Christensen M,Knop FK, Once-weekly GLP-1 agonists: How do they differ from exenatide and liraglutide? Current diabetes reports. 2010 Apr;     [PubMed PMID: 20425571]


Madsbad S, Review of head-to-head comparisons of glucagon-like peptide-1 receptor agonists. Diabetes, obesity     [PubMed PMID: 26511102]


Gupta V, Glucagon-like peptide-1 analogues: An overview. Indian journal of endocrinology and metabolism. 2013 May;     [PubMed PMID: 23869296]


Urquhart L, FDA new drug approvals in Q3 2019. Nature reviews. Drug discovery. 2019 Oct;     [PubMed PMID: 31673140]


Husain M,Birkenfeld AL,Donsmark M,Dungan K,Eliaschewitz FG,Franco DR,Jeppesen OK,Lingvay I,Mosenzon O,Pedersen SD,Tack CJ,Thomsen M,Vilsbøll T,Warren ML,Bain SC, Oral Semaglutide and Cardiovascular Outcomes in Patients with Type 2 Diabetes. The New England journal of medicine. 2019 Aug 29;     [PubMed PMID: 31185157]


Trujillo JM,Nuffer W,Ellis SL, GLP-1 receptor agonists: a review of head-to-head clinical studies. Therapeutic advances in endocrinology and metabolism. 2015 Feb;     [PubMed PMID: 25678953]


Unger JR,Parkin CG, Glucagon-like peptide-1 (GLP-1) receptor agonists: Differentiating the new medications. Diabetes therapy : research, treatment and education of diabetes and related disorders. 2011 Mar;     [PubMed PMID: 22127767]


Filippatos TD,Panagiotopoulou TV,Elisaf MS, Adverse Effects of GLP-1 Receptor Agonists. The review of diabetic studies : RDS. 2014 Fall-Winter;     [PubMed PMID: 26177483]


Nauck MA,Stewart MW,Perkins C,Jones-Leone A,Yang F,Perry C,Reinhardt RR,Rendell M, Efficacy and safety of once-weekly GLP-1 receptor agonist albiglutide (HARMONY 2): 52 week primary endpoint results from a randomised, placebo-controlled trial in patients with type 2 diabetes mellitus inadequately controlled with diet and exercise. Diabetologia. 2016 Feb;     [PubMed PMID: 26577795]

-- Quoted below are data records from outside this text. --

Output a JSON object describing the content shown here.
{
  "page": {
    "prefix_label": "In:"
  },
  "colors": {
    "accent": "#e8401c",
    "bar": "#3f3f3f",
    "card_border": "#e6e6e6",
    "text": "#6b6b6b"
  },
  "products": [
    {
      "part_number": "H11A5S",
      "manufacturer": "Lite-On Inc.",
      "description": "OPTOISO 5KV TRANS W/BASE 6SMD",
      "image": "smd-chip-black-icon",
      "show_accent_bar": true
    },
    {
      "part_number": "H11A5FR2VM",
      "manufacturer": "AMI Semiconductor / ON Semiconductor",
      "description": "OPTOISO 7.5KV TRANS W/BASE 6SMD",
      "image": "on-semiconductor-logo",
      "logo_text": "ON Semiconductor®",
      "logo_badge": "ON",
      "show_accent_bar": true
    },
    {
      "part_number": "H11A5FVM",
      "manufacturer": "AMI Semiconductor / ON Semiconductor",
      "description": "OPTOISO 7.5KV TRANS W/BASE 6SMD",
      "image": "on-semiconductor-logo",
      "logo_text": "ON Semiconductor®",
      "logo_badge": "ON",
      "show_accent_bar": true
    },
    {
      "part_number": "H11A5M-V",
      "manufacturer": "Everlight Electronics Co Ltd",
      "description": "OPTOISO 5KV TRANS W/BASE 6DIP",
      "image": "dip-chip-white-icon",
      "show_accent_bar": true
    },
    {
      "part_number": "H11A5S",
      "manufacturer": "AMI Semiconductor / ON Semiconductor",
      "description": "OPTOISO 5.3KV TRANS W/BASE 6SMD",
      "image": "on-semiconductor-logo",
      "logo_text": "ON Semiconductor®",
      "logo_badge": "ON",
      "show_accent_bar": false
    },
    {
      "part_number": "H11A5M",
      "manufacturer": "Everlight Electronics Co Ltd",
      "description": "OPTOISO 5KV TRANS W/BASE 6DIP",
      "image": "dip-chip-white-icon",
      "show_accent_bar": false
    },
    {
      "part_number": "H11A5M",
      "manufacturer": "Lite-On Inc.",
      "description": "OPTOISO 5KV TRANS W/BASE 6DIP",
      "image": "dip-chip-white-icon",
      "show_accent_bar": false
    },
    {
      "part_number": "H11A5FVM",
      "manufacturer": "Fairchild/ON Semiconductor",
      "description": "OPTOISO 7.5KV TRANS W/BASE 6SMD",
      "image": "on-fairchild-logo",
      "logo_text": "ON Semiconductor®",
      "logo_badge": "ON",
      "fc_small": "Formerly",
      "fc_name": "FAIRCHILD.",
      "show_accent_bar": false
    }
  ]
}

Bjerre Knudsen L,Madsen LW,Andersen S,Almholt K,de Boer AS,Drucker DJ,Gotfredsen C,Egerod FL,Hegelund AC,Jacobsen H,Jacobsen SD,Moses AC,Mølck AM,Nielsen HS,Nowak J,Solberg H,Thi TD,Zdravkovic M,Moerch U, Glucagon-like Peptide-1 receptor agonists activate rodent thyroid C-cells causing calcitonin release and C-cell proliferation. Endocrinology. 2010 Apr;     [PubMed PMID: 20203154]


Anderson SL,Trujillo JM, Association of pancreatitis with glucagon-like peptide-1 agonist use. The Annals of pharmacotherapy. 2010 May;     [PubMed PMID: 20371755]


Prasad-Reddy L,Isaacs D, A clinical review of GLP-1 receptor agonists: efficacy and safety in diabetes and beyond. Drugs in context. 2015;     [PubMed PMID: 26213556]


Elashoff M,Matveyenko AV,Gier B,Elashoff R,Butler PC, Pancreatitis, pancreatic, and thyroid cancer with glucagon-like peptide-1-based therapies. Gastroenterology. 2011 Jul;     [PubMed PMID: 21334333]


Gier B,Butler PC,Lai CK,Kirakossian D,DeNicola MM,Yeh MW, Glucagon like peptide-1 receptor expression in the human thyroid gland. The Journal of clinical endocrinology and metabolism. 2012 Jan;     [PubMed PMID: 22031513]


Elmehdawi RR,Elbarsha AM, An accidental liraglutide overdose: case report. The Libyan journal of medicine. 2014;     [PubMed PMID: 24461534]